For Te'o-Nesheim, who I once characterized as a likely priority free agent,  the surprising athleticism he's showing during these drills could really boost his stock -- perhaps to the middle rounds.

Seattle, San Diego, Cleveland and Indianapolis were among the teams represented at Washington's Pro Day.
Posted on: October 25, 2009 2:24 pm
 

Locker struggles in loss to Ducks

Some of my draft analyst cohorts are jumping the gun a bit, I believe, in lauding Washington junior quarterback Jake Locker as the elite passing prospect in the country.

Now, don't get me wrong. I do agree with the assessment that Locker has an unmatched set of tools. He has a strong, accurate arm, has made night-and-day improvement in his reading of defenses under the tutelage of Steve Sarkisian, and is arguably the country's most dangerous mobile quarterback -- because unlike some other highly touted running passers, Locker has learned to keep his eyes downfield when preparing to run (and has the accuracy to take advantage of his vision). I argued as much in series of posts following the Washington-Notre Dame contest two weeks ago. Jimmy Clausen's Irish won the game and his poise down the stretch was impressive, but in terms of arm strength and mobility, Locker was the more impressive talent.

However, in now his third starting season for the Huskies, Locker has yet to finish a season healthy. Much of this is because Locker is surrounded by relatively little talent, especially along the offensive line. Still, if there are questions about Sam Bradford's durability with scouts, there must be similar concerns for Locker. 

And while there is no denying his potential, Locker remains unpolished, which was evident throughout the Oregon contest Saturday afternoon.

Locker's two interceptions on this day were especially telling.

On the first, with UW down 8-3 but threatening on the Oregon 2-yard line, Locker, after play-action, rolled to his right and attempted to throw the ball to one of his two tight ends (#80 Kavario Middleton and #88 Dorson Boyce). The throw, however, was in between the two of them, making it an impossible catch for either of the Huskies, but an easy interception for Oregon DB Javes Lewis.

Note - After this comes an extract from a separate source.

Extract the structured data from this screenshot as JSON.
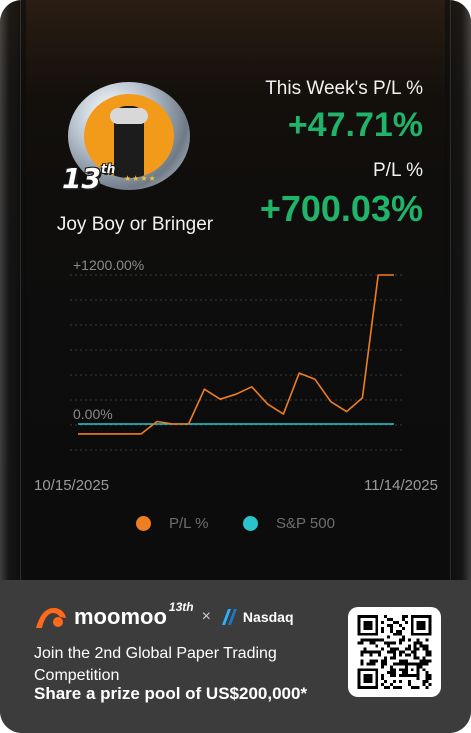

In the third quarter, with Oregon leading 22-6, but with UW once again challenging, Locker dropped back from the Oregon 32-yard line and threw a post-corner to Devin Aguilar (#9) that was intercepted by true freshman Cliff Harris (#3). The pass was thrown into double coverage with senior safety TJ Ward supplying coverage over the top and Harris dropping back from his primary assignment (RB Chris Polk in the flat) after reading Locker's eyes.

Locker's throw was accurate, but he failed to look off the defenders, allowing Harris to get into position to make the play.

It isn't necessarily fair to judge a quarterback's day on two throws. However, with the game still in the balance, Locker made two poor decisions -- precisely why scouts are apprehensive about his readiness for the NFL.

Being based out of the greater Seattle area, I've scouted Locker as much as any one. Hell, I "scouted" his final high school game -- the 3A state championship in which he, then a senior and his Ferndale teammates beat current Boise State quarterback Kellen Moore, then a junior, and Prosser.  I know Locker's game well and have seen him make huge improvements while at UW. 

If he were to leave after this season, he'll be a high draft choice. His physical tools are just too special to ignore, especially considering the questions regarding this senior class of quarterbacks. Perhaps a top ten choice, as I projected in my first 2010 mock draft .

However, if he were to return for his senior season and in doing so tighten up his mechanics, Locker could enter the year as the unquestioned #1 overall prospect.

 
 
 
 
The views expressed in this blog are solely those of the author and do not reflect the views of CBS Sports or CBSSports.com